THE TASK:
Take every line from the entries below that includes the word "Achillea" and copy it.
[SOURCE MATERIAL Boundary: Start]
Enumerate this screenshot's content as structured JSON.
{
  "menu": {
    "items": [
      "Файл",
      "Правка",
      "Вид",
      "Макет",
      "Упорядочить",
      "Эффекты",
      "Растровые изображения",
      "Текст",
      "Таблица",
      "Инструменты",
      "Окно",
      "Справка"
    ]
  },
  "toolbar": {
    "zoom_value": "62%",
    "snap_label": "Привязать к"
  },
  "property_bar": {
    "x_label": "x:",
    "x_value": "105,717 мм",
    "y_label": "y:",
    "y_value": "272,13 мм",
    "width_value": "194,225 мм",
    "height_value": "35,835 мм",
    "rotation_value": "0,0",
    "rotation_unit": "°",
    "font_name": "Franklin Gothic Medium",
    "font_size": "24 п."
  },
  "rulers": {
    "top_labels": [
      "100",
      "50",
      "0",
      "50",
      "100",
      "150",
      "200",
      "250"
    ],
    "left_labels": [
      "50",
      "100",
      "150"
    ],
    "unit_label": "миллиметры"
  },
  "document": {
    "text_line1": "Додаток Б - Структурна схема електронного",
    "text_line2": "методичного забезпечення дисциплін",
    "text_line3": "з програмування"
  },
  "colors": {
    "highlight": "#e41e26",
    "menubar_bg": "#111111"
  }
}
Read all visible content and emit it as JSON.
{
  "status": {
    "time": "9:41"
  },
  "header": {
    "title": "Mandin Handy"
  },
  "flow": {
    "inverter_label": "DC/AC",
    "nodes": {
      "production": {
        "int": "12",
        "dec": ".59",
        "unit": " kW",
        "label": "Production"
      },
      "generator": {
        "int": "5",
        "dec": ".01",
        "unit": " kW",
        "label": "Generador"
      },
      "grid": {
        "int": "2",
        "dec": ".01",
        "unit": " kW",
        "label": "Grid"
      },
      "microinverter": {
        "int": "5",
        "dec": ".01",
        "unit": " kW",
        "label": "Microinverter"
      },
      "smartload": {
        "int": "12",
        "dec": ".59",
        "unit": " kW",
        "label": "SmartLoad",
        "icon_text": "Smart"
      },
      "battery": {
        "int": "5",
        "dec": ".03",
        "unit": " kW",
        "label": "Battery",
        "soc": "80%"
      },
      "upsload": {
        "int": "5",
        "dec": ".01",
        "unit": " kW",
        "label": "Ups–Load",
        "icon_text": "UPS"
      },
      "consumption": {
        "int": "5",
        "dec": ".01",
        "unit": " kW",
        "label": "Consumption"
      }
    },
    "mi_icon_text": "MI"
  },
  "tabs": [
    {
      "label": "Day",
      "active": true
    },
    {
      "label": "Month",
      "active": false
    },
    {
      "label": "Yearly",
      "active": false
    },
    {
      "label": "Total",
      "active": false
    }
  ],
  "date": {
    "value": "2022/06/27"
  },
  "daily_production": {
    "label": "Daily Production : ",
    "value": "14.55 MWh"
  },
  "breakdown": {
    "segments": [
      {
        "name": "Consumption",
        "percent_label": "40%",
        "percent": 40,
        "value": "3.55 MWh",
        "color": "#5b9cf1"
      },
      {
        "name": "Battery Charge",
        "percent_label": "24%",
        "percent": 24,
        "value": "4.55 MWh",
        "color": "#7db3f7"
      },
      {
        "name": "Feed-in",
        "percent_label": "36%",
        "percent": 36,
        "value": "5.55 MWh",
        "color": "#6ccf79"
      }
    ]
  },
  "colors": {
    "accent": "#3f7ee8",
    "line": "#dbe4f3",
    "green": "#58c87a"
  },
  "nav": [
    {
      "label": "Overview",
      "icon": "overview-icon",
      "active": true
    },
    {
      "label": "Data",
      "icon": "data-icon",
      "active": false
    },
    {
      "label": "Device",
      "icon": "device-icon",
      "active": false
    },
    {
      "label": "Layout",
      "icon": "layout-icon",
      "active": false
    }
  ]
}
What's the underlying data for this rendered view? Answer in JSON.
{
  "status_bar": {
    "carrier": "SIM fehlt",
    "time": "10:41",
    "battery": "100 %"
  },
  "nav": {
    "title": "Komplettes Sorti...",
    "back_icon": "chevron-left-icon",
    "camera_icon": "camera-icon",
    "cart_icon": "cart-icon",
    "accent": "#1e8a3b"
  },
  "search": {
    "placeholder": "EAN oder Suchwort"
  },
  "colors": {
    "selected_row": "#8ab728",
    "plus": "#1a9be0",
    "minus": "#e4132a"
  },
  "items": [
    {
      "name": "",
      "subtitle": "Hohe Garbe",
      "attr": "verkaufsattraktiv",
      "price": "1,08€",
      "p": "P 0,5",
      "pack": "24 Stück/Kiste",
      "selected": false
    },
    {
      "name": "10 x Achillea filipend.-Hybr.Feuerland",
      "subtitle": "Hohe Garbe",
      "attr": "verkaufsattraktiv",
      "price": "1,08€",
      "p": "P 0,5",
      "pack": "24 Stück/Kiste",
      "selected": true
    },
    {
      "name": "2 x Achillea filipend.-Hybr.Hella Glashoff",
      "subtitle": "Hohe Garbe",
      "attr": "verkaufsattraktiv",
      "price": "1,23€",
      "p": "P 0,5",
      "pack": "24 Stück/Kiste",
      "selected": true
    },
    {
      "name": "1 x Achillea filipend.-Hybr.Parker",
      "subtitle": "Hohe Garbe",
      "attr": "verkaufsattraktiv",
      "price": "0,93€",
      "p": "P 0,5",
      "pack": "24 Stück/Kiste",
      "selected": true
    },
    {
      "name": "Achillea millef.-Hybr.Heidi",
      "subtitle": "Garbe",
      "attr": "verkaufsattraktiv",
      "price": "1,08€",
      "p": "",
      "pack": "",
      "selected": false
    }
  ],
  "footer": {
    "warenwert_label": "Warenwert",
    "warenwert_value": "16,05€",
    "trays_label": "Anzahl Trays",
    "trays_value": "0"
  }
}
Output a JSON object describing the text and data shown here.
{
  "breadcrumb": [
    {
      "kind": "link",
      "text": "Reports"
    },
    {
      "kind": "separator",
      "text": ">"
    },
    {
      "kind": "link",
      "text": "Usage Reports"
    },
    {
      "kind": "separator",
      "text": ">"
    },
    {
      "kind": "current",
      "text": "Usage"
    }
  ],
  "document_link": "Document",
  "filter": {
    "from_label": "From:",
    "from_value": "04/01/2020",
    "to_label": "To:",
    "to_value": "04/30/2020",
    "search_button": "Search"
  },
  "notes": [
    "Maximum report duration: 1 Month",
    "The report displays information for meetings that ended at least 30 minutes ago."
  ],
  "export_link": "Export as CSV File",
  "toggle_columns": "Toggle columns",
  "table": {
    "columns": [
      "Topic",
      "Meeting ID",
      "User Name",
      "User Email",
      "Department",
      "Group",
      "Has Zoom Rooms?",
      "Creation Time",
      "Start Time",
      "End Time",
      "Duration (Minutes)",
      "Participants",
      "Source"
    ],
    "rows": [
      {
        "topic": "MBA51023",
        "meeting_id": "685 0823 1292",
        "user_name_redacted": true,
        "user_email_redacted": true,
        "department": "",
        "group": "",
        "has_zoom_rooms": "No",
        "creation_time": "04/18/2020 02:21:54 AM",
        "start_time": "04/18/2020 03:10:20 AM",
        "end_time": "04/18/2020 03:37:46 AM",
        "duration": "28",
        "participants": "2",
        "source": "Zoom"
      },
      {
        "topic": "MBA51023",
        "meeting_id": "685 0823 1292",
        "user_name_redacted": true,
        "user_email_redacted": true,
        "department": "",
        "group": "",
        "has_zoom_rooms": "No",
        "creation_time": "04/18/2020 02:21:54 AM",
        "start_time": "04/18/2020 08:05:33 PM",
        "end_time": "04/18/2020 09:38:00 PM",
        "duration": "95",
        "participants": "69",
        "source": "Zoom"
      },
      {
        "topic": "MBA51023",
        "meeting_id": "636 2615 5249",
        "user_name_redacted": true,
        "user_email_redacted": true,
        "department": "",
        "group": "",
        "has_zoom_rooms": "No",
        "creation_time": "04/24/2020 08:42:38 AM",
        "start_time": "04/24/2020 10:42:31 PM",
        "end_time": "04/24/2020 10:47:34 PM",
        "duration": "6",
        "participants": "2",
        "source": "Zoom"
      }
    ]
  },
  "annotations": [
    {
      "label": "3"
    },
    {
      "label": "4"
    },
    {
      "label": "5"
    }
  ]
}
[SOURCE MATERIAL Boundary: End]
WRITTEN RESPONSE:
      "name": "10 x Achillea filipend.-Hybr.Feuerland",
      "name": "2 x Achillea filipend.-Hybr.Hella Glashoff",
      "name": "1 x Achillea filipend.-Hybr.Parker",
      "name": "Achillea millef.-Hybr.Heidi",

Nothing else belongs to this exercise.